Charles McCollough, Associate for Church Empowerment, Office of Church in Society, United Church of Christ

Malik Miah, Indonesia Alert!

John M. Miller, Director, Foreign Bases Project

Mary H. Miller, Executive Secretary, Episcopal Peace Fellowship

Allan Nairn, Justice for All

Scott Nathanson, Acting Director, Demilitarization for Democracy

Fr. Bill O'Donnell, Pastor, St. Joseph the Worker Parish, Berkeley

John Oei, Founder, Indonesian, Chinese and American Network (ICANET)

Miriam Pemberton, Director, National Commission of Economic Conversion and Disarmament

Constancio Pinto, Representative to North America, Acting Rep. to the UN, National Council of Timorese Resistance

Kathryn Cameron Porter, President, Secretary-General, Human Rights Alliance

Vanessa Ramos, Asociacion Americana de Juristas

Curtis Ramsey-Lucas, National Ministries, American Baptist Churches USA

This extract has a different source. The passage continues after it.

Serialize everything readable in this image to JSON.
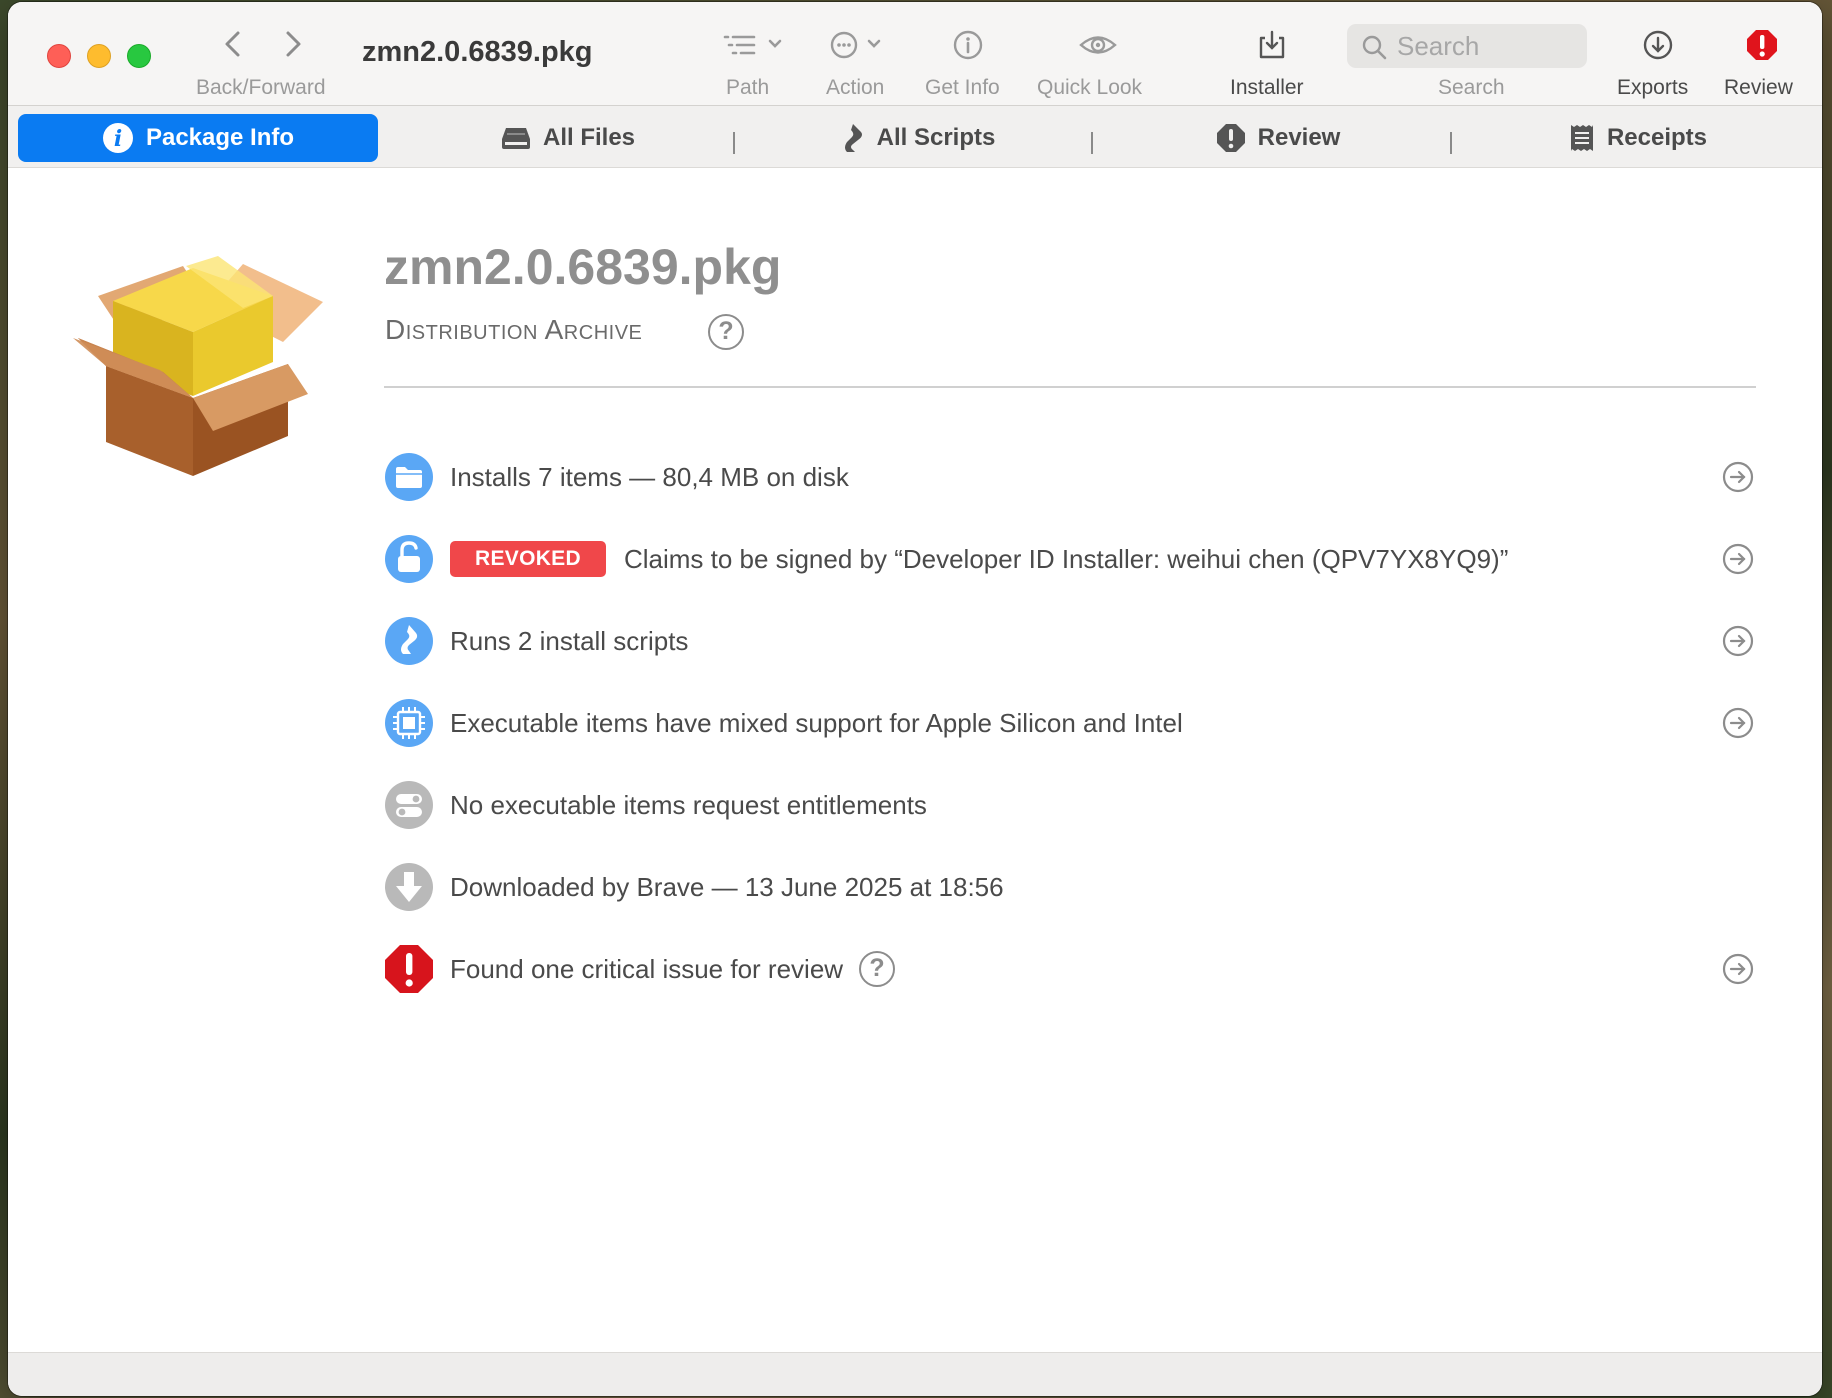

Carol Richardson, Director, Washington Office, School of the Americas Watch

Rev. Peter Ruggere, Maryknoll Fathers, Sisters and Lay Ministers Social Concerns Office

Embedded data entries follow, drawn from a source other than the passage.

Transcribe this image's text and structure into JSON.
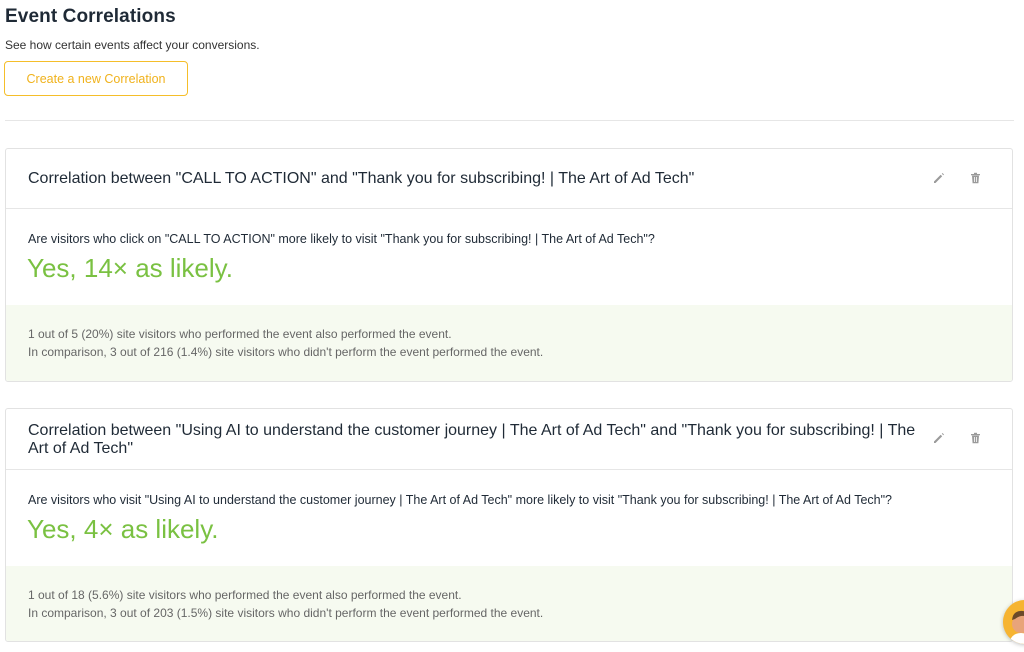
{
  "header": {
    "title": "Event Correlations",
    "subtitle": "See how certain events affect your conversions.",
    "create_button": "Create a new Correlation"
  },
  "correlations": [
    {
      "title": "Correlation between \"CALL TO ACTION\" and \"Thank you for subscribing! | The Art of Ad Tech\"",
      "question": "Are visitors who click on \"CALL TO ACTION\" more likely to visit \"Thank you for subscribing! | The Art of Ad Tech\"?",
      "answer": "Yes, 14× as likely.",
      "stat1": "1 out of 5 (20%) site visitors who performed the event also performed the event.",
      "stat2": "In comparison, 3 out of 216 (1.4%) site visitors who didn't perform the event performed the event."
    },
    {
      "title": "Correlation between \"Using AI to understand the customer journey | The Art of Ad Tech\" and \"Thank you for subscribing! | The Art of Ad Tech\"",
      "question": "Are visitors who visit \"Using AI to understand the customer journey | The Art of Ad Tech\" more likely to visit \"Thank you for subscribing! | The Art of Ad Tech\"?",
      "answer": "Yes, 4× as likely.",
      "stat1": "1 out of 18 (5.6%) site visitors who performed the event also performed the event.",
      "stat2": "In comparison, 3 out of 203 (1.5%) site visitors who didn't perform the event performed the event."
    }
  ],
  "icons": {
    "edit": "pencil-icon",
    "delete": "trash-icon"
  },
  "colors": {
    "accent": "#f5be2a",
    "success": "#7ac142",
    "footer_bg": "#f6faf0"
  }
}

Charles Scheiner, National Coordinator, East Timor Action Network

Sharon Silber, Member, Executive Council, Jews Against Genocide

Shaun Skelton, Director, Visions in Action

Morton Sklar, Director, World Organization Against Torture

Nancy Small, National Coordinator, Pax Christi, USA

Dr. Gregory H. Stanton, Director, Genocide Watch

Edward W. Stowe, Legislative Secretary, Friends Committee on National Legislation

Rev. Max B. Surjadinata, Pastor, Mt. Vernon Heights Congregational Church, Mt. Vernon, NY

Ben Terrall, Director, East Timor Relief and Research Project

Kathy Thornton, RSM, National Coordinator, NETWORK: A Catholic Social Justice Lobby

Ross Varitan, Executive Director, Armenian Assembly of America

Edith Villastrigo, National Legislative Director, Women Strike for Peace

Joe Volk, Executive Secretary, Friends Committee on National Legislation

Paul Walker, President, Veterans for Peace

Helmi Wattimena, Chairman, Indonesian Democratic Institute

Carol Welch, International Policy Analyst, Friends of the Earth

Phil Wheaton, Director, Conversion for Reclaiming Earth in the Americas

Kani Xulam, Director, American Kurdish Information Network

Alice Zachmann, Director, Guatemala Human Rights Commission USA

Zarni, Founder, Free Burma Coalition

John M. Miller Internet: Media & Outreach Coordinator, East Timor Action Network PO Box 150753, Brooklyn, NY 11215-0014 USA Phone: (718)596-7668 Fax: (718)222-4097 ETAN's new web site:

Send a blank e-mail message to to find out how to learn more about East Timor on the Internet

Back to November Menu
Back to Main Postings Menu & Site Search Engine